I admit that my work did not meet the Satisfactory Academic Progress (SAP). I was not able to maintain a 3.0 GPA, 67% completion rate and 150% completion rate to continue receiving federal financial aid (Kinsley, & Goldrick, 2015). The reason for this was because during the summer semester my child fell sick and was diagnosed with congenital heart failure. I learned from the cardiologist that my child had only one ventricle instead of two and that there was a lack of blood flow from the heart to the lungs.
This has been a very devastating moment for me and because he had to undergo three operations the final one being Fontan Procedure I had to be there. The child is now in a stable condition, so I will be able to attend all the classes as required. If the appeal is granted, I will take extra classes to compensate for the two months lost. By so doing the number of classes, hours of each enrolment, as well as the credits, will be met. I will dedicate time to go to the library and seek help from the teachers whenever I have a challenge with any of the subject.
I will be willing to consult my classmates who completed their last semester successfully. This is so especially if the teacher is not available and I have a study problem that needs immediate attention. Doing this however will not be an easy task without a provisional schedule. Below is a schedule showing the classes I missed and when they are scheduled for repetition.

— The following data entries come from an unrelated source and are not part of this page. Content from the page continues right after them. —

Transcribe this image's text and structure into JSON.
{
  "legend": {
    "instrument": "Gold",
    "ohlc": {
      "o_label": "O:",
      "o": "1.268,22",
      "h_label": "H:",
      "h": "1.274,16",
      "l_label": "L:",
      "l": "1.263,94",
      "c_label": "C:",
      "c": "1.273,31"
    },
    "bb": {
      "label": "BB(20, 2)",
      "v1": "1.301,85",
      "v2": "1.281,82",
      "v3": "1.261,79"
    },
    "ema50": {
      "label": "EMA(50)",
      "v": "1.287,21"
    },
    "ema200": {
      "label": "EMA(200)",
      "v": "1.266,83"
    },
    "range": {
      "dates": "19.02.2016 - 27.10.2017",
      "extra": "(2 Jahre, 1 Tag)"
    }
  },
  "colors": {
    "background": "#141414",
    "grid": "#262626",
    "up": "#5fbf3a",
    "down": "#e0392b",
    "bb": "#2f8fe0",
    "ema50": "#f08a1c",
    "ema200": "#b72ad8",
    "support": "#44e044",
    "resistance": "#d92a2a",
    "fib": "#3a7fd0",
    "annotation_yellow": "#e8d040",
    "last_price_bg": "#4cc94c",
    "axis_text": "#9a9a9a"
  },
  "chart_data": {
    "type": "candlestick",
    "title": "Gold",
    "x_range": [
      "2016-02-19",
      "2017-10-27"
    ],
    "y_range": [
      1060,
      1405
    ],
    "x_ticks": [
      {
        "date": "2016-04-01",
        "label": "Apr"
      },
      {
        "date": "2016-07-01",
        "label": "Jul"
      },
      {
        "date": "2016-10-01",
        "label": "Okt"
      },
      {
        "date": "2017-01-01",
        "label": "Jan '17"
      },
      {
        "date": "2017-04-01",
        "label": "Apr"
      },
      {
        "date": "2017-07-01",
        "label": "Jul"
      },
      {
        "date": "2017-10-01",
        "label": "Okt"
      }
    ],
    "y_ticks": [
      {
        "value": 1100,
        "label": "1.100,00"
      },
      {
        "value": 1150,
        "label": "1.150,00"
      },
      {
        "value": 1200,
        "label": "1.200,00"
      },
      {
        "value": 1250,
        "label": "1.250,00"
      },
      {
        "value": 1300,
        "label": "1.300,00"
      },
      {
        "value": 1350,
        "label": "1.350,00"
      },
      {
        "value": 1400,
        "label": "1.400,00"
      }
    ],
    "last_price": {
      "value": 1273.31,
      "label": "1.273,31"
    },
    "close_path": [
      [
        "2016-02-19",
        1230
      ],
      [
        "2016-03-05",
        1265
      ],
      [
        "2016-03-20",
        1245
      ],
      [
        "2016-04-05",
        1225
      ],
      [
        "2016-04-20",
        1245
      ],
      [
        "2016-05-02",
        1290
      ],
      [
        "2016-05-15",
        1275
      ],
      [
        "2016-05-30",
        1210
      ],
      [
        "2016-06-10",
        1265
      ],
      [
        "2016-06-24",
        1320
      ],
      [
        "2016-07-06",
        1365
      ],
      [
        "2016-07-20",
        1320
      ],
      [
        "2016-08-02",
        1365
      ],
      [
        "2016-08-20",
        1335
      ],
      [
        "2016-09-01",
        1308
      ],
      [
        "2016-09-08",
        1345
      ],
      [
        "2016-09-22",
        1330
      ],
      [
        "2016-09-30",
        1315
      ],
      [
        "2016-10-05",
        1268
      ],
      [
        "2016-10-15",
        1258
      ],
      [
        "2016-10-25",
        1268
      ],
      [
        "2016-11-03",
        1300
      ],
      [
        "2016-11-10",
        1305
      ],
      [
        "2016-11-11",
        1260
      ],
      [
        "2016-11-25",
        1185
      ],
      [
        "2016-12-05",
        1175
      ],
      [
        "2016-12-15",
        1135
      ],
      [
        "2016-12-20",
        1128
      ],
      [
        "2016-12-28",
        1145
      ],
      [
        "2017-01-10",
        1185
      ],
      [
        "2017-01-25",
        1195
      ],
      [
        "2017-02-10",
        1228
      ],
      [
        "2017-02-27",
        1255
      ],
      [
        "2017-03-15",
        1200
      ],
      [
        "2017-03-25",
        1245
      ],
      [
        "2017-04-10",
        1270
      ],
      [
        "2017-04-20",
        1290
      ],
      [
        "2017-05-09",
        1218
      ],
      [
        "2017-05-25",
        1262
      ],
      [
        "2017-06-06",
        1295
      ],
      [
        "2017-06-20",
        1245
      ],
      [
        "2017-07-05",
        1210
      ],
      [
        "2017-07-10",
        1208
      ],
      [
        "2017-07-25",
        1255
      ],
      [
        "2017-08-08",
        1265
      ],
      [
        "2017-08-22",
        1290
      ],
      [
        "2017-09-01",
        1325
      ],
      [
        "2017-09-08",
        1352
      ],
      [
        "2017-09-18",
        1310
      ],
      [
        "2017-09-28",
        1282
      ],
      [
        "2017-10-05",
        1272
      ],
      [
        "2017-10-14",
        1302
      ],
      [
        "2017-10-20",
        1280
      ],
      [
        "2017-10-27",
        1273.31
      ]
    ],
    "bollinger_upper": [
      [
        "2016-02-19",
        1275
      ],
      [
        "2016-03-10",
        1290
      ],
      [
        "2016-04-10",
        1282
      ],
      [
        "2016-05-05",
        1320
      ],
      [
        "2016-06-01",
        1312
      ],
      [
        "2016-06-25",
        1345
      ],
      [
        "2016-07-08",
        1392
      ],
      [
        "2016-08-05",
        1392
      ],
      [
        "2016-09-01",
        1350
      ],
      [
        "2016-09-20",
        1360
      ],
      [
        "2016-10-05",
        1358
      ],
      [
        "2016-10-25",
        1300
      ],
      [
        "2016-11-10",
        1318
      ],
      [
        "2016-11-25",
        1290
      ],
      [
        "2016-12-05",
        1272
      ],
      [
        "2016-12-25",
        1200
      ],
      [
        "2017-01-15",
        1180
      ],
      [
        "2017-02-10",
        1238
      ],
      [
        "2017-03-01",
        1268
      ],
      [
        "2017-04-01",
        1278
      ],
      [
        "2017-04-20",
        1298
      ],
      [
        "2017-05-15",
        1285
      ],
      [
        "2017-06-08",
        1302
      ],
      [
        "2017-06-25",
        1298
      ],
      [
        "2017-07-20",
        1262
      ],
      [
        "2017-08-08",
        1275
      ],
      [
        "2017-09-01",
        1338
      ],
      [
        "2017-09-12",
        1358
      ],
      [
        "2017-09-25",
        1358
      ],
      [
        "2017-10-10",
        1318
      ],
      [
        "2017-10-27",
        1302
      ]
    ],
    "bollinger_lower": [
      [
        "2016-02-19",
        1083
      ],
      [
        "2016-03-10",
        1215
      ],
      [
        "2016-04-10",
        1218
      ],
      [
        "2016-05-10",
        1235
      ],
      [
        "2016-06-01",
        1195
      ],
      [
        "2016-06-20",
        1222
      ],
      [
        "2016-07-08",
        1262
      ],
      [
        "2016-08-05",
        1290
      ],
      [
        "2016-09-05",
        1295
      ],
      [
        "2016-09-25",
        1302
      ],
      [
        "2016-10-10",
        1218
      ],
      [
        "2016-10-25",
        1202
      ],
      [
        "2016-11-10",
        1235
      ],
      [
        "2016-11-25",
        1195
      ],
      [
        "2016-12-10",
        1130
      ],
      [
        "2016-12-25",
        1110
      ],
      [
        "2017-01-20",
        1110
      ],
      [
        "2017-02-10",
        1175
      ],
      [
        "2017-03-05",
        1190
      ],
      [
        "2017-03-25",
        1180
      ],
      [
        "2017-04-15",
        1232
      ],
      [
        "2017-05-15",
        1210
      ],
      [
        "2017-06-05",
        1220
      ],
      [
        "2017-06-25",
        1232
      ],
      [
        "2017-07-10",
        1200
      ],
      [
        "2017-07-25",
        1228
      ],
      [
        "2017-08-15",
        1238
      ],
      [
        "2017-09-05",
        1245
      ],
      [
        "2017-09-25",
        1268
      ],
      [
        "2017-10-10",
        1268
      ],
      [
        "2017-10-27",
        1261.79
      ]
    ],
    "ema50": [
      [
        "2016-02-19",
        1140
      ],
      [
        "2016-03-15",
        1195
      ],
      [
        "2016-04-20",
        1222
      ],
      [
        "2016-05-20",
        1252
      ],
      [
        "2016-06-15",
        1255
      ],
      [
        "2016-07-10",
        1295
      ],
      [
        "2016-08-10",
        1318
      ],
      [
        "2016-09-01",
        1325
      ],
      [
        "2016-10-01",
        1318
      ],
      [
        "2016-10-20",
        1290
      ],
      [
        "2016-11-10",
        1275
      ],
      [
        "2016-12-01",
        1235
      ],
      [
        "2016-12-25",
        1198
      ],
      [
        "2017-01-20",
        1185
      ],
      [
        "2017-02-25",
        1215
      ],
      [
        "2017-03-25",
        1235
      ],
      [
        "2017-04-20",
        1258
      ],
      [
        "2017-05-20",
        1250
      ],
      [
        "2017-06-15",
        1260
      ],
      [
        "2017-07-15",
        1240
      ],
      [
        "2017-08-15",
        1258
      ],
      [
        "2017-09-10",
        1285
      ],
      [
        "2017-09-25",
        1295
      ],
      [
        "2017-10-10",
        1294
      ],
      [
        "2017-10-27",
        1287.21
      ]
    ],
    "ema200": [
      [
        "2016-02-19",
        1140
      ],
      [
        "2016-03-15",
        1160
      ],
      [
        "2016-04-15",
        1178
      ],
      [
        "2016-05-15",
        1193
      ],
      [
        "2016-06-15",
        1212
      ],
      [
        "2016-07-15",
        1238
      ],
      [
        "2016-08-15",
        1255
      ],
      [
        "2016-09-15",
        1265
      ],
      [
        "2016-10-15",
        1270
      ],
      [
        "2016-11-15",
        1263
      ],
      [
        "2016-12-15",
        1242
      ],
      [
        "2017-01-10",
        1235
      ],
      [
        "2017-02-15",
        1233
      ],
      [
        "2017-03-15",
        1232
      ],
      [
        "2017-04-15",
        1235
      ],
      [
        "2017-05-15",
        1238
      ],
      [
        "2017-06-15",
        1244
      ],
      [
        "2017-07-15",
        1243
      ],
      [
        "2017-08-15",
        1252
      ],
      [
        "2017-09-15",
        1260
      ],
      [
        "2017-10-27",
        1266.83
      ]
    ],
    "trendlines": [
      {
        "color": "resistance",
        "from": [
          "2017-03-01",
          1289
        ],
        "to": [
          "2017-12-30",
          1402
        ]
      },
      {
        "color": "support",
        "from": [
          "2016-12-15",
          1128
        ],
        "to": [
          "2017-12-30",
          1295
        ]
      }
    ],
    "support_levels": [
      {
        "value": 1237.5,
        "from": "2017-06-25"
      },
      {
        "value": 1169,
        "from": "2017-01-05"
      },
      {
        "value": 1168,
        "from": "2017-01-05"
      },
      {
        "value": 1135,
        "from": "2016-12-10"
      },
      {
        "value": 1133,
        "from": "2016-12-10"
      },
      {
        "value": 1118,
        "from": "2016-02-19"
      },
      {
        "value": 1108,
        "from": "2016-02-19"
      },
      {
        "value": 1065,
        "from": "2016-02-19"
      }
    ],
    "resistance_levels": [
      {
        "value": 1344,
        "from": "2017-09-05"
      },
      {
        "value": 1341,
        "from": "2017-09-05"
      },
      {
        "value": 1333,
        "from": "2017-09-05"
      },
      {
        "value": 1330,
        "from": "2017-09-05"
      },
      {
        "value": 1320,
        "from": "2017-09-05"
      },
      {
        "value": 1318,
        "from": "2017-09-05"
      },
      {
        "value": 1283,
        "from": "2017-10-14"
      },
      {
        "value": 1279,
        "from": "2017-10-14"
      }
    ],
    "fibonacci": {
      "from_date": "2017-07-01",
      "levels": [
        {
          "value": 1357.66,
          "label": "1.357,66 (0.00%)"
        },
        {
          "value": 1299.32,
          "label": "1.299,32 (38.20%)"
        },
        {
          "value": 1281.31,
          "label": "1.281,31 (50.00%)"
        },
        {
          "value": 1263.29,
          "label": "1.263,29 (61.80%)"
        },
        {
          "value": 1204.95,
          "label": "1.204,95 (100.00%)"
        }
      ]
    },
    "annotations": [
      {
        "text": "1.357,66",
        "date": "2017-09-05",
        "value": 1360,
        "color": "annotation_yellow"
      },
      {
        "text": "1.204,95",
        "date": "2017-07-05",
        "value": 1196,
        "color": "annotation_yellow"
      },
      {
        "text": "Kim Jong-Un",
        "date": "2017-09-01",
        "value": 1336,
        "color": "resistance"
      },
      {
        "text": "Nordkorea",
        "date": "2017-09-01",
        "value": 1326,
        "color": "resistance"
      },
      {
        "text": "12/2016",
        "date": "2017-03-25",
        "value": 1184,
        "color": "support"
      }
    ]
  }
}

Kinsley, P., & Goldrick-Rab, S. (2015). Making the grade: The academic side of college life among financial aid recipients. The Working Classes and Higher Education (pp. 107-129). Routledge.